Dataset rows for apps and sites

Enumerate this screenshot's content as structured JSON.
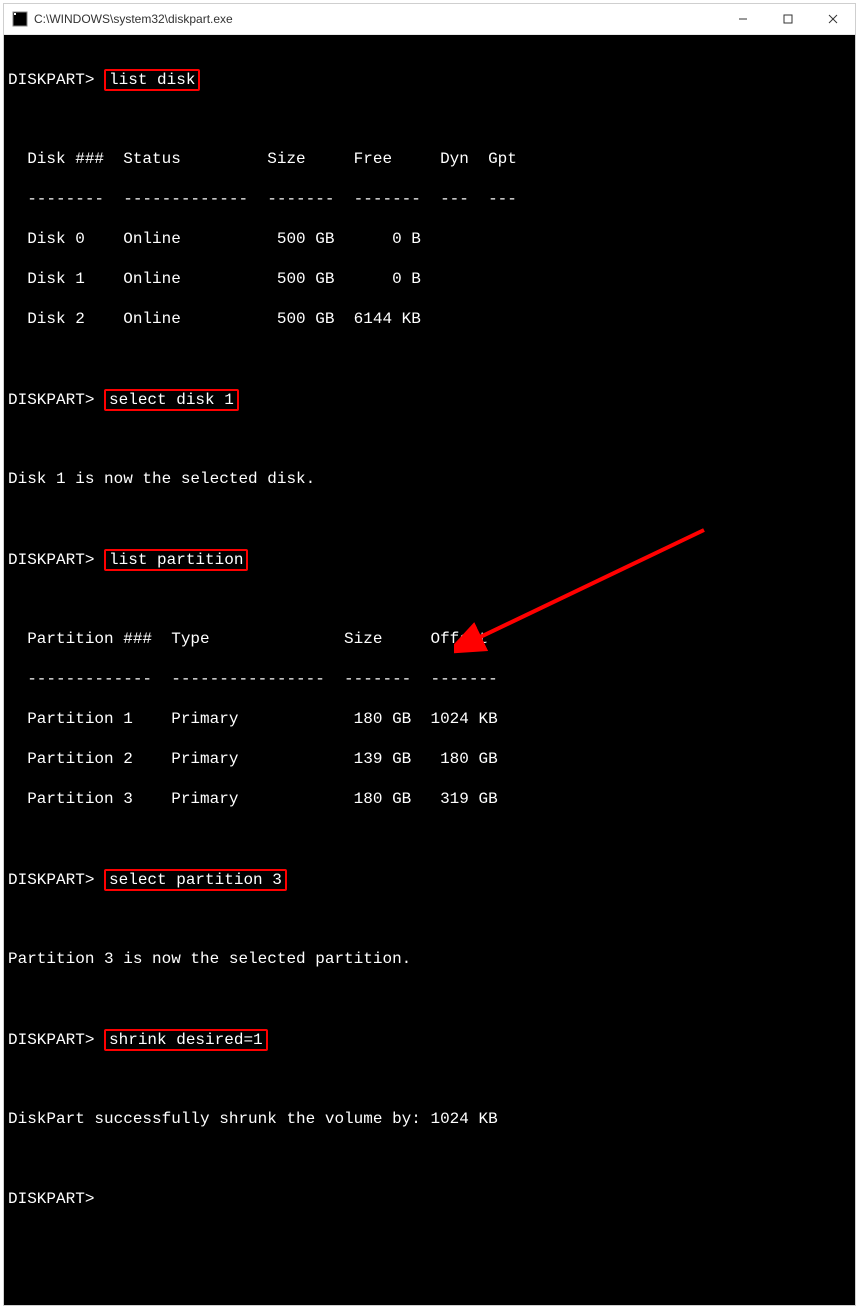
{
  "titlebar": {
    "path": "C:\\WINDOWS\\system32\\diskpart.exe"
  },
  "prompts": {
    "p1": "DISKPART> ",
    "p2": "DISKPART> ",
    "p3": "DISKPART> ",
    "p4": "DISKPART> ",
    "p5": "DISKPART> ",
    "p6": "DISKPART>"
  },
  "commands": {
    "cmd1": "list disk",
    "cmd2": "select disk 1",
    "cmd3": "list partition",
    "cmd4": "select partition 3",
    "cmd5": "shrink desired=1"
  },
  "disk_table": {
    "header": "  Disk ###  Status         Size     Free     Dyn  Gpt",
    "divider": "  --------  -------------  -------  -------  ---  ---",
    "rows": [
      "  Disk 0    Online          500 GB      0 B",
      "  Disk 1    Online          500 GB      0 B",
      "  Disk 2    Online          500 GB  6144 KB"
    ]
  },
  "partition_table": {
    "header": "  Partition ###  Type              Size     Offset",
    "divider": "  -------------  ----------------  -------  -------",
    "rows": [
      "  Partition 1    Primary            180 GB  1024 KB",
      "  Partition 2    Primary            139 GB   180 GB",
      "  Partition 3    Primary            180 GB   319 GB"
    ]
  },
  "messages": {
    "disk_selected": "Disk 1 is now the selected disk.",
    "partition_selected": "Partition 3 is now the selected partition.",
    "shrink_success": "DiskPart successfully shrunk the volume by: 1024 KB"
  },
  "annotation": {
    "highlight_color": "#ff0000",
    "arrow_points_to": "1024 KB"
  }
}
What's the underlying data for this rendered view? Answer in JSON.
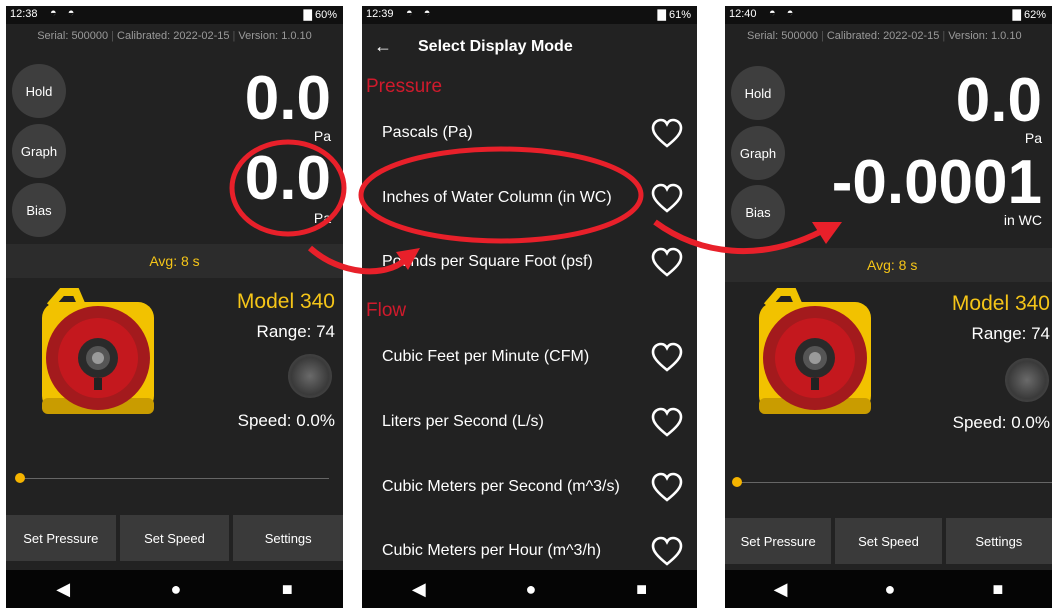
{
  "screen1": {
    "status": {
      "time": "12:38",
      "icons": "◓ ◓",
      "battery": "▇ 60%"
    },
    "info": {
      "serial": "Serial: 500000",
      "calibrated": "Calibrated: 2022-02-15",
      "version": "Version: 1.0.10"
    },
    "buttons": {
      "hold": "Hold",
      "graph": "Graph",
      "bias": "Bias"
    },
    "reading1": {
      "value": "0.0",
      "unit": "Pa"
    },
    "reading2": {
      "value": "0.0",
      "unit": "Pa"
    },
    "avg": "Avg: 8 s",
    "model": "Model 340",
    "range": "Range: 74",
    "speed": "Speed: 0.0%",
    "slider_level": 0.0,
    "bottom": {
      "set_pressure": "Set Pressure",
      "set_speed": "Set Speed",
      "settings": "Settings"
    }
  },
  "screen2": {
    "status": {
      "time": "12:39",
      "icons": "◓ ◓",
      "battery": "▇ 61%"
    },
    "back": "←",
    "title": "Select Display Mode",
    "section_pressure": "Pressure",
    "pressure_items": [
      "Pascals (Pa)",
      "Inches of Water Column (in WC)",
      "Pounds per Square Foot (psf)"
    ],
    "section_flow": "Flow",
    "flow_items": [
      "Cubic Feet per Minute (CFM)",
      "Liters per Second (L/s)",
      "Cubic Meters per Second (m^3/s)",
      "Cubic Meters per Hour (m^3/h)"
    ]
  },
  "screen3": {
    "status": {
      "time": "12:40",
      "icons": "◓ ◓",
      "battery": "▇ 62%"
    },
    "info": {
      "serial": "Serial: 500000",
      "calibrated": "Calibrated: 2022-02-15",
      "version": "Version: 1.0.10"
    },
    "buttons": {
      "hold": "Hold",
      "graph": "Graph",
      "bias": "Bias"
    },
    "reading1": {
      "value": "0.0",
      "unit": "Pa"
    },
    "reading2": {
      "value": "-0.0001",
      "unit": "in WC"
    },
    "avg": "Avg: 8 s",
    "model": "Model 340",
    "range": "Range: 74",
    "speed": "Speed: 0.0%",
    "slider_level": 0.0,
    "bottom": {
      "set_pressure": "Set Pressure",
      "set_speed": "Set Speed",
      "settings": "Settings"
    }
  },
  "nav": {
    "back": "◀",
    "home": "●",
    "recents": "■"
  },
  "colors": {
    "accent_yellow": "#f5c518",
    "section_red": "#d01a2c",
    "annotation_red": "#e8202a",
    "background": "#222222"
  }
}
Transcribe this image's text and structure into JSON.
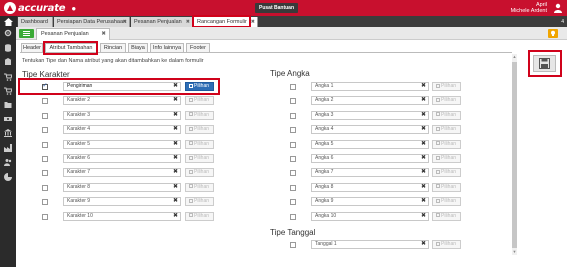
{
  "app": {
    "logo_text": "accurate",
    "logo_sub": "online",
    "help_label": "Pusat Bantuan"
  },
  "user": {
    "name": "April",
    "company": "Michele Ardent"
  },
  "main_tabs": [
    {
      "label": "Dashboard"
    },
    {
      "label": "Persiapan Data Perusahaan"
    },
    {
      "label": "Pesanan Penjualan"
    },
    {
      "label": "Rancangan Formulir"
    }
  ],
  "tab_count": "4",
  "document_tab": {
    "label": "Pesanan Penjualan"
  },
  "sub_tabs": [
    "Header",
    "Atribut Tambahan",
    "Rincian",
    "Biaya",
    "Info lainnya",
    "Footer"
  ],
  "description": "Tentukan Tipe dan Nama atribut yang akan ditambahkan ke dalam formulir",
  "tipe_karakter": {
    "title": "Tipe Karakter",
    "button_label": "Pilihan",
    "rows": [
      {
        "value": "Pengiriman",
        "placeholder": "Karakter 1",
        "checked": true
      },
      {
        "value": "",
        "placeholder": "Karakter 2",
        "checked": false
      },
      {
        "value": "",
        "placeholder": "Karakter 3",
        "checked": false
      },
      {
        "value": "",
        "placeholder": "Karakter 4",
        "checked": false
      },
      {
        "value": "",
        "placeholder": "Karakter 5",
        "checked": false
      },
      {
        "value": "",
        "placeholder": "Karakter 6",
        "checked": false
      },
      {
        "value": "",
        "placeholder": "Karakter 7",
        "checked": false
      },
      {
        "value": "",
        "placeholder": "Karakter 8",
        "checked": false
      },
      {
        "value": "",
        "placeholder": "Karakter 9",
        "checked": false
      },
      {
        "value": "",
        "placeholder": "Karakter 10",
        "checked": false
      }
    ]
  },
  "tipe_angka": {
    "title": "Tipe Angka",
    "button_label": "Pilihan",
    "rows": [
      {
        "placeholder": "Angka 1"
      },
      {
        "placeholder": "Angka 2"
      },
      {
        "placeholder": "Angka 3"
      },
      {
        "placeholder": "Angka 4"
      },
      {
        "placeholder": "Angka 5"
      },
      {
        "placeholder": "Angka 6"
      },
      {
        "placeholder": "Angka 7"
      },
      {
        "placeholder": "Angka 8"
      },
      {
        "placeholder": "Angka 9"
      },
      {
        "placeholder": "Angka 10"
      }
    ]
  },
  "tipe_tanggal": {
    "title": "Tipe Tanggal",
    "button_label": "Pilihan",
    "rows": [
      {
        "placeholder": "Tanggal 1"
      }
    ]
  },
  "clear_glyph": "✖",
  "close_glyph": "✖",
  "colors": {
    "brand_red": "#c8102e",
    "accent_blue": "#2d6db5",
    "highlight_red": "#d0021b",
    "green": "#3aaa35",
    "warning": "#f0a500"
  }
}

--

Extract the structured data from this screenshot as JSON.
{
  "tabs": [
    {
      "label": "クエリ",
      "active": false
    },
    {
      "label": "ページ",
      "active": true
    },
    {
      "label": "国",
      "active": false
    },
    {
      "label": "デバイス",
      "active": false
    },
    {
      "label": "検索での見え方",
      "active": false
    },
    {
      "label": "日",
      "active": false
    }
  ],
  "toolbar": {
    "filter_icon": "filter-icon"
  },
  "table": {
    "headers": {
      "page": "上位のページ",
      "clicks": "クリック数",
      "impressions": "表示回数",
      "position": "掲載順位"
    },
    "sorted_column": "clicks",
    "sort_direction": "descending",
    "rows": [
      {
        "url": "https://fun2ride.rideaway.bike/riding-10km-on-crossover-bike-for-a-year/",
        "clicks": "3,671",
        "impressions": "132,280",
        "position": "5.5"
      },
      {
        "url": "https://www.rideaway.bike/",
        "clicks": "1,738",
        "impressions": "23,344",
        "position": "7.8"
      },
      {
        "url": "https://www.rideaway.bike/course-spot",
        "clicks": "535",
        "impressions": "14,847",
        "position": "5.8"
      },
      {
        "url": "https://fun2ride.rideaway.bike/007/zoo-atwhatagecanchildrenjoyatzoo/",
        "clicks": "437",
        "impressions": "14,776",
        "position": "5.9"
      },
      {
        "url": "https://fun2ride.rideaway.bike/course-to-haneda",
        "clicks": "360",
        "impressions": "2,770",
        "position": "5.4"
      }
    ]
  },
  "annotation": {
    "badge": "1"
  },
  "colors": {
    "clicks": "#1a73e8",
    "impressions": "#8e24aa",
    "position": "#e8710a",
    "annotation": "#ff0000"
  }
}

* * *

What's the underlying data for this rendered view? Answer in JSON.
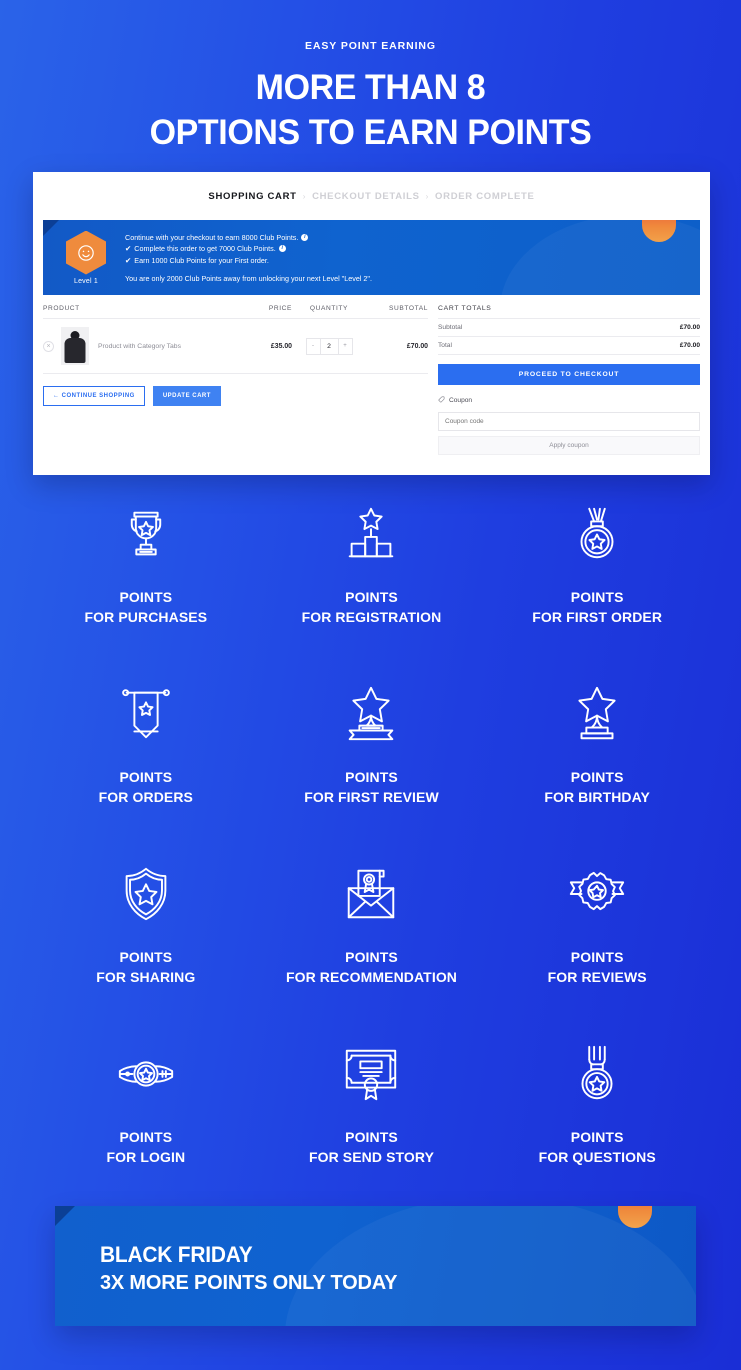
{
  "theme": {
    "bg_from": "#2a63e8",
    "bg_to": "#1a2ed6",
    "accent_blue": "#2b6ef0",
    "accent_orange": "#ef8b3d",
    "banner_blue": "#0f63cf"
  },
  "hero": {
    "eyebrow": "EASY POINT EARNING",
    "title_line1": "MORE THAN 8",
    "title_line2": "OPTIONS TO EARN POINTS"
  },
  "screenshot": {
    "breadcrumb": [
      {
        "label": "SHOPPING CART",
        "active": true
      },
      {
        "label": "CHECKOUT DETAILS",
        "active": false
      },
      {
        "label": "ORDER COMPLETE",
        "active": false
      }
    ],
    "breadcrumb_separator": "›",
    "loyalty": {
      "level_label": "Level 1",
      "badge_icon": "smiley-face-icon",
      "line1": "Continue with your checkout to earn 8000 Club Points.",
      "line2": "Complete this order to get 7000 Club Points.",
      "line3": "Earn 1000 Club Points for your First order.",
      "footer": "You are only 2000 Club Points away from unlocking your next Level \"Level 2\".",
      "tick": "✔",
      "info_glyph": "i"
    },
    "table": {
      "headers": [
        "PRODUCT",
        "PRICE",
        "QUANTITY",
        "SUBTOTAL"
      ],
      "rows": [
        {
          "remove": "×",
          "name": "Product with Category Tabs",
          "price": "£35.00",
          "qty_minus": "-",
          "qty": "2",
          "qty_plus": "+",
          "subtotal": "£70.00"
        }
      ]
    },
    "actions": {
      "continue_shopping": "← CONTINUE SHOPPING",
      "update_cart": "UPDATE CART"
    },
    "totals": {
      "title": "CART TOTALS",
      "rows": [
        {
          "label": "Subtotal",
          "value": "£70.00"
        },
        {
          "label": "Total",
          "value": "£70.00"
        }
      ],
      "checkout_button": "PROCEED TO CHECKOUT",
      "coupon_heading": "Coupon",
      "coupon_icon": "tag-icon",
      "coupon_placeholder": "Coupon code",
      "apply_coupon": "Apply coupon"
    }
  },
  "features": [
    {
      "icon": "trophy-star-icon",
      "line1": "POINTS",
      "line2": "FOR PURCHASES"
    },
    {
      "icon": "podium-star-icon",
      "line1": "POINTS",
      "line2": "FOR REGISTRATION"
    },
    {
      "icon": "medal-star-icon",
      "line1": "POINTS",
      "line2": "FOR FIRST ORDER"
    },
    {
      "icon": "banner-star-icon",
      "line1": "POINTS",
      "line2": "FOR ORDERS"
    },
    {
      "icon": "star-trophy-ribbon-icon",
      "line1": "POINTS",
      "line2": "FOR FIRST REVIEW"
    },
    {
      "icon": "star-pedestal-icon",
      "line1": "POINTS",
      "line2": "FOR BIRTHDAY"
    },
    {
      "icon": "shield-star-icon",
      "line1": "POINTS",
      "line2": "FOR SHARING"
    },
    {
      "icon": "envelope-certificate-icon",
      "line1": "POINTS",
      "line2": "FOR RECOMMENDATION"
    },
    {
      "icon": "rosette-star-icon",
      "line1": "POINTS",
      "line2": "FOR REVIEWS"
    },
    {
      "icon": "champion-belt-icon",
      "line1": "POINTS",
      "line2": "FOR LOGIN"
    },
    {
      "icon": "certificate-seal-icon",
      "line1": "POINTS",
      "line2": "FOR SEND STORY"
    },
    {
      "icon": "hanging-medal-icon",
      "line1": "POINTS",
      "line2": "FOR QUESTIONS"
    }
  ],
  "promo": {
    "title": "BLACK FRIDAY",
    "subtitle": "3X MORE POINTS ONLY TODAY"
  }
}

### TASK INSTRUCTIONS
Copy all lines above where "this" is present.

### SOLUTION TO THE EXERCISE
Enumerate this screenshot's content as structured JSON.
What's the underlying data for this rendered view? Answer in JSON.
Transcribe this image's text and structure into JSON.
Extract the structured data from this screenshot as JSON.
What's the underlying data for this rendered view? Answer in JSON.
      "line2": "Complete this order to get 7000 Club Points.",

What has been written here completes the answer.